━━━━━ TASK MATERIAL
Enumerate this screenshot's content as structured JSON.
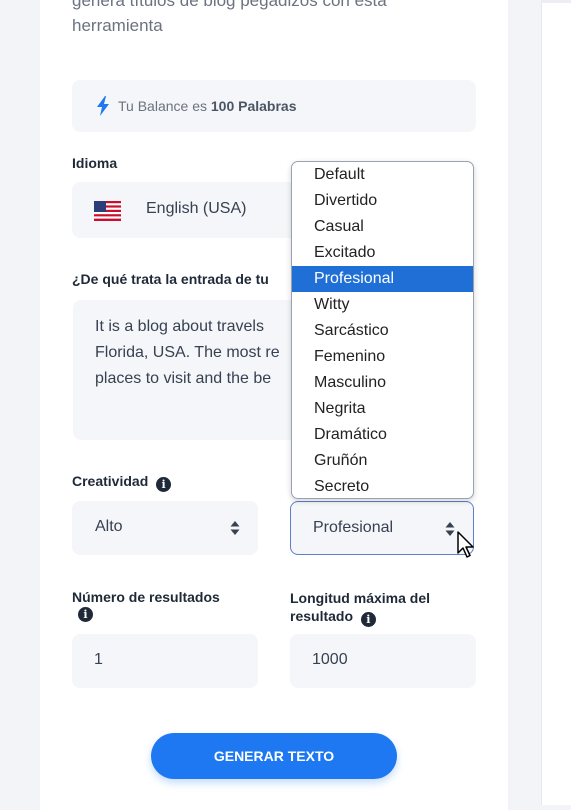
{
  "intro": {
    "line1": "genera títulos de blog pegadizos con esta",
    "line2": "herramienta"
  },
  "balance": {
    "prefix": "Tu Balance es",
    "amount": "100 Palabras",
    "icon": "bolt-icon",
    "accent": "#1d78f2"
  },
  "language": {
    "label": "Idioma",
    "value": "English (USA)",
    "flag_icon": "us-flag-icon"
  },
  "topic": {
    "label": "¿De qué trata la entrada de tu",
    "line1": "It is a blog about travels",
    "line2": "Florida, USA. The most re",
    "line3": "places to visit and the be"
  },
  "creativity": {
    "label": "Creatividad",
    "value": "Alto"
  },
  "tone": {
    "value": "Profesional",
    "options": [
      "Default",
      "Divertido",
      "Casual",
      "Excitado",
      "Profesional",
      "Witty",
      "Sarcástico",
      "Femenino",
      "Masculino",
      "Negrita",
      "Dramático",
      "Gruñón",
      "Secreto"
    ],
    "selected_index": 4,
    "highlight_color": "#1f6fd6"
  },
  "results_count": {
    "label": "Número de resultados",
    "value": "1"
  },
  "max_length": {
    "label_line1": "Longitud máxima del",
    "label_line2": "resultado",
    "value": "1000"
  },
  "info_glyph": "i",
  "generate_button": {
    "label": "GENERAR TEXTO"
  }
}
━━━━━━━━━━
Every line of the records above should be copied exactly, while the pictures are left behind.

Enumerate this screenshot's content as structured JSON.
{
  "intro": {
    "line1": "genera títulos de blog pegadizos con esta",
    "line2": "herramienta"
  },
  "balance": {
    "prefix": "Tu Balance es",
    "amount": "100 Palabras",
    "icon": "bolt-icon",
    "accent": "#1d78f2"
  },
  "language": {
    "label": "Idioma",
    "value": "English (USA)",
    "flag_icon": "us-flag-icon"
  },
  "topic": {
    "label": "¿De qué trata la entrada de tu",
    "line1": "It is a blog about travels",
    "line2": "Florida, USA. The most re",
    "line3": "places to visit and the be"
  },
  "creativity": {
    "label": "Creatividad",
    "value": "Alto"
  },
  "tone": {
    "value": "Profesional",
    "options": [
      "Default",
      "Divertido",
      "Casual",
      "Excitado",
      "Profesional",
      "Witty",
      "Sarcástico",
      "Femenino",
      "Masculino",
      "Negrita",
      "Dramático",
      "Gruñón",
      "Secreto"
    ],
    "selected_index": 4,
    "highlight_color": "#1f6fd6"
  },
  "results_count": {
    "label": "Número de resultados",
    "value": "1"
  },
  "max_length": {
    "label_line1": "Longitud máxima del",
    "label_line2": "resultado",
    "value": "1000"
  },
  "info_glyph": "i",
  "generate_button": {
    "label": "GENERAR TEXTO"
  }
}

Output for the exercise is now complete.